■ WHAT YOU SHOULD DO
Look through the records and copy every line in which "Regular" appears.

Records from a dataset

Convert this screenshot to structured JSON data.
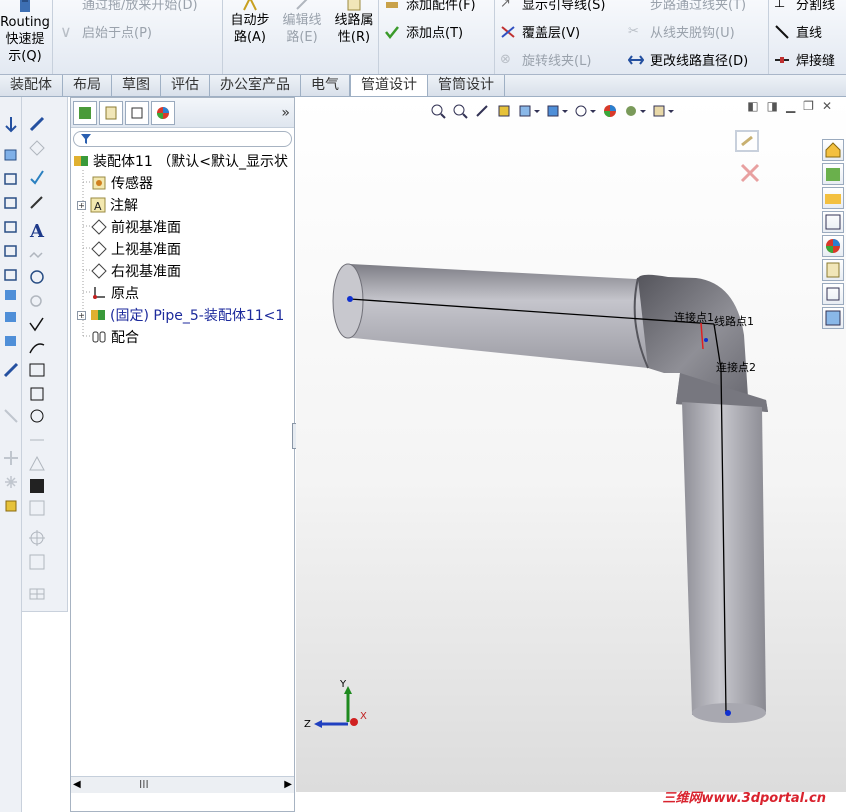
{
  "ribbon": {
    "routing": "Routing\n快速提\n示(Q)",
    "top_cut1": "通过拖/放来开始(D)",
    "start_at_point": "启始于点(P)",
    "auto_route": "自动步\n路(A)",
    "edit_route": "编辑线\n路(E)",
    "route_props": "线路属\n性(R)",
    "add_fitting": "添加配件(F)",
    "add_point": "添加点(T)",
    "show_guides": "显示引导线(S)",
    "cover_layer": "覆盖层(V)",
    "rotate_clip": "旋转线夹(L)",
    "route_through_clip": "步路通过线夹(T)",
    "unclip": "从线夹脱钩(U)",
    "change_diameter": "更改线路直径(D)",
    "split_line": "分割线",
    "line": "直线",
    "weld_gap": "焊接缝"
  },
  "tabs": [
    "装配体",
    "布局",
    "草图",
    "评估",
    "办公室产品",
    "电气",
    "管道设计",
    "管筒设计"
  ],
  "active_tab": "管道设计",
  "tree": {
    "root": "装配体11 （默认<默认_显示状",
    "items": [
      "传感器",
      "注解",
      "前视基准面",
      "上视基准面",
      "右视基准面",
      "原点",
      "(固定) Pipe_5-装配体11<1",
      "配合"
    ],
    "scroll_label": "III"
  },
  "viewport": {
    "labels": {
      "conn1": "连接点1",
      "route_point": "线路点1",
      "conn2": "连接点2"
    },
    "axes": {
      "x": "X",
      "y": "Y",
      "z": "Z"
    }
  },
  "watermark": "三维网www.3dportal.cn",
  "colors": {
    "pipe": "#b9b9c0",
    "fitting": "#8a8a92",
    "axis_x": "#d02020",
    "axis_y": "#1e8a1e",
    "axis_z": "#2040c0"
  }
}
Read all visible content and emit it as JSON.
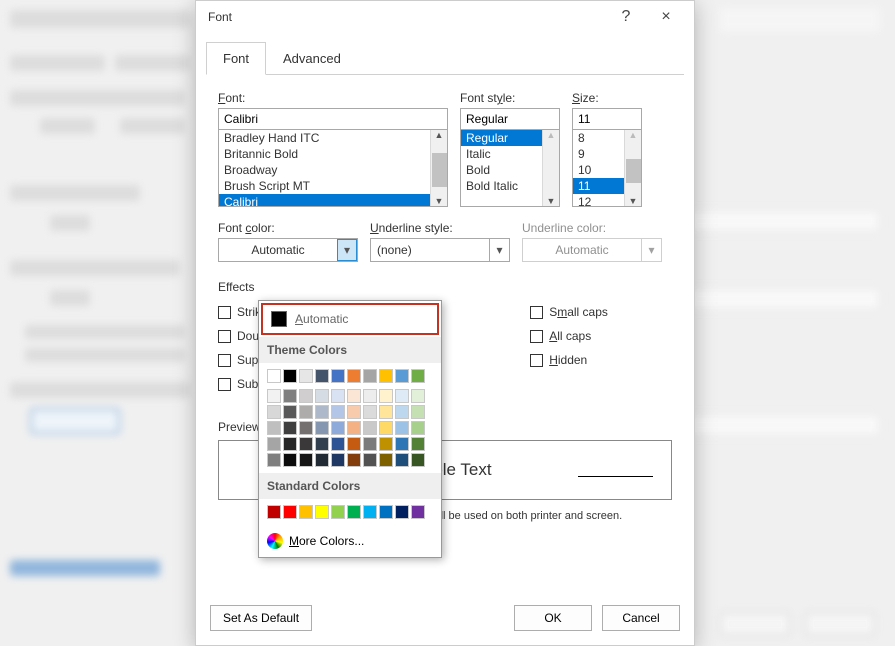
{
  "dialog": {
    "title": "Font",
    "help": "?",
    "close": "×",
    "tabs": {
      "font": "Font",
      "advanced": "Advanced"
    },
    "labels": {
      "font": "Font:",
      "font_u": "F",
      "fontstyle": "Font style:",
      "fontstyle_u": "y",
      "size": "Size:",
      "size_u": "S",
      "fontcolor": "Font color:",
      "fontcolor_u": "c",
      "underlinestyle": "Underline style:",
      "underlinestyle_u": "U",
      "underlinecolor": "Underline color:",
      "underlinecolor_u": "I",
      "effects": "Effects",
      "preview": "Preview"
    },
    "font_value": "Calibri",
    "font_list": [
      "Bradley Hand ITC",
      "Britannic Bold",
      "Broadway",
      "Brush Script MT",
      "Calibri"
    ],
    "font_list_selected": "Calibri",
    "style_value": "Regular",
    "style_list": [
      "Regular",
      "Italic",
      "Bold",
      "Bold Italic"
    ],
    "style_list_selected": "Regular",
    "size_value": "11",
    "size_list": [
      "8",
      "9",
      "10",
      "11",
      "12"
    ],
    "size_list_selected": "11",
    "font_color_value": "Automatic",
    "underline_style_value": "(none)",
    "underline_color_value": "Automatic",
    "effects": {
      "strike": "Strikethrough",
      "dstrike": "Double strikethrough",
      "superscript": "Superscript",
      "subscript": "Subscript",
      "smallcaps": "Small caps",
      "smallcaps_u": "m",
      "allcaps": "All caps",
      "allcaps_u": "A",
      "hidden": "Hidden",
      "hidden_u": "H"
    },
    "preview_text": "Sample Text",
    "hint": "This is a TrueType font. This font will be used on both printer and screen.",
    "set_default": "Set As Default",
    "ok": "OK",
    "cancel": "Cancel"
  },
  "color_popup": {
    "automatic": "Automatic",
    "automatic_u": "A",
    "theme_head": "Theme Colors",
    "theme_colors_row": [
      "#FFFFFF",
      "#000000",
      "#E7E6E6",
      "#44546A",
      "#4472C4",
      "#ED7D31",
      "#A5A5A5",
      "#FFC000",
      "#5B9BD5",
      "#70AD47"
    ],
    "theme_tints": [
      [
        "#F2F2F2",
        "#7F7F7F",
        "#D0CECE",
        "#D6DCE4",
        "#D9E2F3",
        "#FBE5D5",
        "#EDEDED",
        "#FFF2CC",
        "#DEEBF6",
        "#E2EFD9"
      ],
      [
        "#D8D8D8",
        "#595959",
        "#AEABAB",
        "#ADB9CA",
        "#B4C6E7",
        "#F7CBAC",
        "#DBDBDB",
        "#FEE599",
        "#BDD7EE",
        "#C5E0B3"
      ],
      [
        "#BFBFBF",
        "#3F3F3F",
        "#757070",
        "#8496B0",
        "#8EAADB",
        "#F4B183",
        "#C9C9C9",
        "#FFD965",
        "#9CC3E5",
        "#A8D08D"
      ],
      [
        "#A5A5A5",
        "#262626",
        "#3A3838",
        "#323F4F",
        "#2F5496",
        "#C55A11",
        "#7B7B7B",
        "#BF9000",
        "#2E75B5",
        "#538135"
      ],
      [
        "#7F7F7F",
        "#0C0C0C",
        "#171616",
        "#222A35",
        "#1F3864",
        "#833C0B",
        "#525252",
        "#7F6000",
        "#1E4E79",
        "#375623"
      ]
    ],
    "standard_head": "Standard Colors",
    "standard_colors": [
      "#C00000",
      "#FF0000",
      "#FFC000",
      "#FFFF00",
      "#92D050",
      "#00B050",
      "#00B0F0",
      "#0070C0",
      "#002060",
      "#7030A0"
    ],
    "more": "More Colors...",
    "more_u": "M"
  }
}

■ SOLVED PROBLEM
    "style_value": "Regular",
      "Regular",
    "style_list_selected": "Regular",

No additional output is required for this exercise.